= Required action =
Filter the data for "placeholder" and copy matching lines.
*** Opening of Excerpted records ***
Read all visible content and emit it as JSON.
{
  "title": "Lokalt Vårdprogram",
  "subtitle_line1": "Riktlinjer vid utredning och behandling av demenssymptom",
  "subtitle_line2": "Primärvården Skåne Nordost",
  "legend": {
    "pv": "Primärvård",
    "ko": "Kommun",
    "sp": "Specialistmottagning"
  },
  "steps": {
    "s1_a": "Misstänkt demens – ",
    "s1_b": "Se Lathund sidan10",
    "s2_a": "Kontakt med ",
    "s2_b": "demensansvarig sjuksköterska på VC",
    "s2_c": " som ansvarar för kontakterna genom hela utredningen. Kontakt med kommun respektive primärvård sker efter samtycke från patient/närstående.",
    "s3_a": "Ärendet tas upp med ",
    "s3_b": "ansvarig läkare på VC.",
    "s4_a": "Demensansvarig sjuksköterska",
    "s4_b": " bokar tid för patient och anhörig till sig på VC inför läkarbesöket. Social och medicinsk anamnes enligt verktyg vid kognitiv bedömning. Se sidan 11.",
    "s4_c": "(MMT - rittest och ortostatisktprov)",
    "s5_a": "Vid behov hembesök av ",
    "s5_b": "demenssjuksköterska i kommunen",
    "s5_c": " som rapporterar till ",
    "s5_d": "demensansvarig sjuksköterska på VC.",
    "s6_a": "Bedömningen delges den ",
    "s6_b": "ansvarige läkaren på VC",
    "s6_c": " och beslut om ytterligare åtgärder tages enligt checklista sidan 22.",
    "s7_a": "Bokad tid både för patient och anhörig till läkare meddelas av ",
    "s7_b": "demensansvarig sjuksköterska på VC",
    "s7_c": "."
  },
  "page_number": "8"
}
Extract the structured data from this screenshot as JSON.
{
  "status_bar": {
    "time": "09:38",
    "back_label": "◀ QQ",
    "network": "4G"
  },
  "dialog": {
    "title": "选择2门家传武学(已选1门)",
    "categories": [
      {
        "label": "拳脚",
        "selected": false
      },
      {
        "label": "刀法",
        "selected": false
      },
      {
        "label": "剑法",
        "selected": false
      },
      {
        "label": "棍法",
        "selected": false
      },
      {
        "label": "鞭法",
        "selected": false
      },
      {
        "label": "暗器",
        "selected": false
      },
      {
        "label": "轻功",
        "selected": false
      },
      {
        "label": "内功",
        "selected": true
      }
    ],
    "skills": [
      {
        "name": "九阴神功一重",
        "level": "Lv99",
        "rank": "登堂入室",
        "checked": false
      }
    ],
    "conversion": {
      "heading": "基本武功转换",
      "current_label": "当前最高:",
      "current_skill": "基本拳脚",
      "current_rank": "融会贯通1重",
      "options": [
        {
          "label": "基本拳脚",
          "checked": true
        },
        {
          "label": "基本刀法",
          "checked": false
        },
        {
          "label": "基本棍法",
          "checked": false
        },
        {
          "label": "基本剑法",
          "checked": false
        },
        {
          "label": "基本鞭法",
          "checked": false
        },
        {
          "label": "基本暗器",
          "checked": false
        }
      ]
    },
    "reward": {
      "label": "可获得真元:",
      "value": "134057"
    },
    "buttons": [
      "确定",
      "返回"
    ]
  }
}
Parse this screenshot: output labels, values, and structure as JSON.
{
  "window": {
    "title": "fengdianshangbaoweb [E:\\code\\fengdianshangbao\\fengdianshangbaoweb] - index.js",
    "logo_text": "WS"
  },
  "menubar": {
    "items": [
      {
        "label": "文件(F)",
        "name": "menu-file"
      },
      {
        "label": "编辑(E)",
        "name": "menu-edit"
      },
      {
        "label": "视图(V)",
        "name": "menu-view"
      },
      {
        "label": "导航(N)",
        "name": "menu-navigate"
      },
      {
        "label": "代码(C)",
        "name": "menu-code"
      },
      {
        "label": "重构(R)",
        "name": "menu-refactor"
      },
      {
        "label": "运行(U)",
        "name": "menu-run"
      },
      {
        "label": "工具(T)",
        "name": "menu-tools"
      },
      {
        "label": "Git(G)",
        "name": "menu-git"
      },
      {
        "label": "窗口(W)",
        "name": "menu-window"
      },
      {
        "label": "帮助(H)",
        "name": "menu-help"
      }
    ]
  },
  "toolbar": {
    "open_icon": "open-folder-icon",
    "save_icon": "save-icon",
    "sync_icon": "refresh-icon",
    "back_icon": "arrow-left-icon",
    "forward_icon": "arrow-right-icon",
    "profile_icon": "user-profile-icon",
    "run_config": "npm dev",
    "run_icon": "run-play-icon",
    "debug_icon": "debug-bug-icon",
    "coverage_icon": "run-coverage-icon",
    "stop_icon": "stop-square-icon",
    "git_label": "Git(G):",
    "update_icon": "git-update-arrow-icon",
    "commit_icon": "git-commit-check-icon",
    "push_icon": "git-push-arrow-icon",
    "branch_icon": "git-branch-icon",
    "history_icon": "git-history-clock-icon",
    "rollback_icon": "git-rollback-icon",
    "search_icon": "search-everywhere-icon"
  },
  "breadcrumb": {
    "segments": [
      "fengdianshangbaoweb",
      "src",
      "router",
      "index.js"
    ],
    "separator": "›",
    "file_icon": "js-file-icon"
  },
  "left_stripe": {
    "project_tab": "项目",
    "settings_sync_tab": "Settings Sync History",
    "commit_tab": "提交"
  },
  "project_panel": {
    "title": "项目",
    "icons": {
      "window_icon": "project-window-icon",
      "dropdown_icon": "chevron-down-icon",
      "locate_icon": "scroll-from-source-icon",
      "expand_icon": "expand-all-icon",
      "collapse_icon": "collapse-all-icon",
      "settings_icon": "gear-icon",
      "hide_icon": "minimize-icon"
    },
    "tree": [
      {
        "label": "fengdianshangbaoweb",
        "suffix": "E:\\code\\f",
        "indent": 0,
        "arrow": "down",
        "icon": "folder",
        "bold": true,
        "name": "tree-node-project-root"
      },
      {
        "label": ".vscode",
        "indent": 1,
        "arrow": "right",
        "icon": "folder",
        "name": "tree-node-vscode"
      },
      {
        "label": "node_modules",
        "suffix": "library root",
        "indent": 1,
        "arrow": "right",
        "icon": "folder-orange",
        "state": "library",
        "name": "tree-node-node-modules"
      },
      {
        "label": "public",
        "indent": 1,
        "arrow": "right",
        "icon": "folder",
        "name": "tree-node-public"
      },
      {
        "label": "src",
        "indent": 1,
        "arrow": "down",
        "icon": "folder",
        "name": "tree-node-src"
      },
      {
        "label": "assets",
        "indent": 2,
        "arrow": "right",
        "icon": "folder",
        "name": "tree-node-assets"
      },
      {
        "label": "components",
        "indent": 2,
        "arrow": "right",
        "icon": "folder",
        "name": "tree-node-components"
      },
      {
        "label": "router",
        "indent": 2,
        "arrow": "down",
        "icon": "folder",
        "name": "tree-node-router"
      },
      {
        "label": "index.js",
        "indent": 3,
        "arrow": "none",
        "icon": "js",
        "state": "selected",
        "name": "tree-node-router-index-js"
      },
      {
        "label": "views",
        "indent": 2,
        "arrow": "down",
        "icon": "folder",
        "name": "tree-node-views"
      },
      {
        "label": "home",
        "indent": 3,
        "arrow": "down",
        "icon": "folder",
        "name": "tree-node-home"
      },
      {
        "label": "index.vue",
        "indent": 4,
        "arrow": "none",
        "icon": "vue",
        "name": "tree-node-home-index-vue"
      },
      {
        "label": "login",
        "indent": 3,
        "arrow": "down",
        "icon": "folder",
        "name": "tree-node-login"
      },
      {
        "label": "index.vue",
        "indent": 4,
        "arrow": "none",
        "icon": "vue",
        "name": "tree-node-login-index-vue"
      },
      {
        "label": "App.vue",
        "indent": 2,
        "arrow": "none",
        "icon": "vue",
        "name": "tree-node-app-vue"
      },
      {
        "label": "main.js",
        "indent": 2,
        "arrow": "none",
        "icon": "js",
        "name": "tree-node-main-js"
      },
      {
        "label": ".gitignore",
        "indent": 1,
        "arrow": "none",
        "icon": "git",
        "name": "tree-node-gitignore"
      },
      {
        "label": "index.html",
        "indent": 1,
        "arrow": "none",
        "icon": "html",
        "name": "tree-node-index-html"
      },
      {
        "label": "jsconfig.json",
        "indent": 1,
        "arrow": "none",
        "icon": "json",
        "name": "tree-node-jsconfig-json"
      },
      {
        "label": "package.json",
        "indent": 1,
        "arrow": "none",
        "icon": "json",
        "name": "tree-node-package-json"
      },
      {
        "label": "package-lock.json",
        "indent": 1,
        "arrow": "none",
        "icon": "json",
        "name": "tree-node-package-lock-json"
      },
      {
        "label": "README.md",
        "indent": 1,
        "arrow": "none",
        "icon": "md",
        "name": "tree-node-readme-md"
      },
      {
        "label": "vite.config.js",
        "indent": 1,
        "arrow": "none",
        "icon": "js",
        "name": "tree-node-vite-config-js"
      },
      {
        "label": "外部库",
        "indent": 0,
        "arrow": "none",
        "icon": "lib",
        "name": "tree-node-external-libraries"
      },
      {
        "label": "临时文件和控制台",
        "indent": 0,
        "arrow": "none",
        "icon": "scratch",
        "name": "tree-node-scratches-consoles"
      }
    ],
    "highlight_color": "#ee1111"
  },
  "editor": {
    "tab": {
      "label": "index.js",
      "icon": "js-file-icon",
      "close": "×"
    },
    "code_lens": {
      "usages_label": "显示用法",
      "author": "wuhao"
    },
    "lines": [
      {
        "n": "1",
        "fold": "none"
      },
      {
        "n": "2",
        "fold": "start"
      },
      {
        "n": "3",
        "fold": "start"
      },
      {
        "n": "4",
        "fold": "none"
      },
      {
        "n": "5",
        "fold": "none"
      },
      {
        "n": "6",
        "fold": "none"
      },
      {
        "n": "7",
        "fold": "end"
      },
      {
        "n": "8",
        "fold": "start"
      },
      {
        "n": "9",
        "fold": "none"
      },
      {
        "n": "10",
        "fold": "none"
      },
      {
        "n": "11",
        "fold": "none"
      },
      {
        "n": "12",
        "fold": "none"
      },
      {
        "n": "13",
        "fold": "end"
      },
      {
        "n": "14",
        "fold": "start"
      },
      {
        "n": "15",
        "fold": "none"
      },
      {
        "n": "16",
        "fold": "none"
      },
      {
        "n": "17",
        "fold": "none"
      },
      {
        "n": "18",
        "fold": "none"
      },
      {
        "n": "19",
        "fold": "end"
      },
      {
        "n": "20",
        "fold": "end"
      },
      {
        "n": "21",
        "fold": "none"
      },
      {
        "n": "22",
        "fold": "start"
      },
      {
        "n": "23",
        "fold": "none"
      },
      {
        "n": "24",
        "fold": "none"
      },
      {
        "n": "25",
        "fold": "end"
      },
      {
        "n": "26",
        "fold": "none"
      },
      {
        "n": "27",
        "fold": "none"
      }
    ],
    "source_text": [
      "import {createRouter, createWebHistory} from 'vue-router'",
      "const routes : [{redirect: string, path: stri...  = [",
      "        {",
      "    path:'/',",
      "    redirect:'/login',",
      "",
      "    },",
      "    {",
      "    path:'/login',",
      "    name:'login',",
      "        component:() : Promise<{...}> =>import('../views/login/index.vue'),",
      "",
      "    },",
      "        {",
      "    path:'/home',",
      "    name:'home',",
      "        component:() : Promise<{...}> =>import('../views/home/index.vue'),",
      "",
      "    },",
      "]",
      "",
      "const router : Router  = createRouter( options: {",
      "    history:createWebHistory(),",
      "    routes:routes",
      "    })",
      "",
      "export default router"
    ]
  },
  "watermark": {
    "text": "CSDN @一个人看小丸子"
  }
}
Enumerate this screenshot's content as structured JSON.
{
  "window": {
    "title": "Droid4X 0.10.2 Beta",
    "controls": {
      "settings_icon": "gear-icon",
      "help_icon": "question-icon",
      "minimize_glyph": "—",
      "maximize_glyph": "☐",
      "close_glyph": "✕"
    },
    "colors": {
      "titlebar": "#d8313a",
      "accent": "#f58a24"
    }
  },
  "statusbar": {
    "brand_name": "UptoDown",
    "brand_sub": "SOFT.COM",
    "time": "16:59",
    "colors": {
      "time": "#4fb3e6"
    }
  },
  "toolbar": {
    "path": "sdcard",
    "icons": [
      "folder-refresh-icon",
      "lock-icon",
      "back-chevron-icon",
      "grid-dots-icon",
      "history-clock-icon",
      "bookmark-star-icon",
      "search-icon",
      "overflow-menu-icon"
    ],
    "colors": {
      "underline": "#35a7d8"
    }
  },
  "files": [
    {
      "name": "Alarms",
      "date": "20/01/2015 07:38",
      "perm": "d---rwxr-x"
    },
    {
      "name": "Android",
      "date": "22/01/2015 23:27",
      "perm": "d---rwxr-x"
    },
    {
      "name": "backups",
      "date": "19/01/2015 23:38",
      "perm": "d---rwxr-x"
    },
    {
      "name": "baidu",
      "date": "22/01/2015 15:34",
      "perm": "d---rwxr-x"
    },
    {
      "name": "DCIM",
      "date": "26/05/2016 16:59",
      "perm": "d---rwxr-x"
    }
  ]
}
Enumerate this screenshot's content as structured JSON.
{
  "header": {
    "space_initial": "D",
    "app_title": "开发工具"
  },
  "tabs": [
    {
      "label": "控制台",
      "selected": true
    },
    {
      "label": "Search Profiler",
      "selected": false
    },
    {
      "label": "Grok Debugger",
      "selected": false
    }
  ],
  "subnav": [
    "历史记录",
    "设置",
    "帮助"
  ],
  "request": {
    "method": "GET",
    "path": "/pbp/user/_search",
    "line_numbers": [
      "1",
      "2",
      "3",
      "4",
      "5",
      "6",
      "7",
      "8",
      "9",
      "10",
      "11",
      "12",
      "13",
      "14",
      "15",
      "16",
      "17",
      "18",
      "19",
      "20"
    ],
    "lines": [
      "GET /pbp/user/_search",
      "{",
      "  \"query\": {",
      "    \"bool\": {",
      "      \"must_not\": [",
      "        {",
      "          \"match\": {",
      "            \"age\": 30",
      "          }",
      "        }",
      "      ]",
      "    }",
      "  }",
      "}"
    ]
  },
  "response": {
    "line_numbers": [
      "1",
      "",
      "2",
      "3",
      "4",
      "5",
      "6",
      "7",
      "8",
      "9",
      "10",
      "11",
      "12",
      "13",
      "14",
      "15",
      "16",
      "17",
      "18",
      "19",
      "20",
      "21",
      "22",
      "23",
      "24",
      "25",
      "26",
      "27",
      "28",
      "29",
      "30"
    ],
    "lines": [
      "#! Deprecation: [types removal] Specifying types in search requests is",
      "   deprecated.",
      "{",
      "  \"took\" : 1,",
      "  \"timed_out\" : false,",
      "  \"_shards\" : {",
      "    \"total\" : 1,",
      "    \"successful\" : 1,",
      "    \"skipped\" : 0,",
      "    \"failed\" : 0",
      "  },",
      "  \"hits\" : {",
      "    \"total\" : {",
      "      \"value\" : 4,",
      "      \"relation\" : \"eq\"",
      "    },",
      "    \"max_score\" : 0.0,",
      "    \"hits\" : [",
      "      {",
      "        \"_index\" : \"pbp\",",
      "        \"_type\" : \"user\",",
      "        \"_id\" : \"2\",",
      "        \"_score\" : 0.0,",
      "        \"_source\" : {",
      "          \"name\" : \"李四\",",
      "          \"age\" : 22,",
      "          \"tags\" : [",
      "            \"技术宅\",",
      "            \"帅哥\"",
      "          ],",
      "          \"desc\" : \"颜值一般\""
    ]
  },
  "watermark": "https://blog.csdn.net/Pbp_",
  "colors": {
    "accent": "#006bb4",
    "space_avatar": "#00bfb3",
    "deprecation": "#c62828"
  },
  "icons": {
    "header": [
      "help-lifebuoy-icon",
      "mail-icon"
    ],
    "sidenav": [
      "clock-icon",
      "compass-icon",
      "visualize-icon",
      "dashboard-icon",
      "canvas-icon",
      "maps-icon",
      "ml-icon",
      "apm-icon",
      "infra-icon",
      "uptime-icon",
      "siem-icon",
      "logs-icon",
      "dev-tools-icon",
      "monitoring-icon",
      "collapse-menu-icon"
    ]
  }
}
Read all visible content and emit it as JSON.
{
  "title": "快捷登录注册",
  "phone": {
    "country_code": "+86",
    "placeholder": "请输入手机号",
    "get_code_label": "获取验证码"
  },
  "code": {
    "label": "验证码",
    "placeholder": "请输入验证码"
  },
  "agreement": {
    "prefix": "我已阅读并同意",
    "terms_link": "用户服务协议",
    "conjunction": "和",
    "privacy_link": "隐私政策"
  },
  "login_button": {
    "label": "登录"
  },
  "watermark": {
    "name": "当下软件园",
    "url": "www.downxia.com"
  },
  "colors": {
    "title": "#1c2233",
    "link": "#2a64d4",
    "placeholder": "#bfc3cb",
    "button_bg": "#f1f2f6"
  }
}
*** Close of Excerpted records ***
= Written response =
    "placeholder": "请输入手机号",
    "placeholder": "请输入验证码"
    "placeholder": "#bfc3cb",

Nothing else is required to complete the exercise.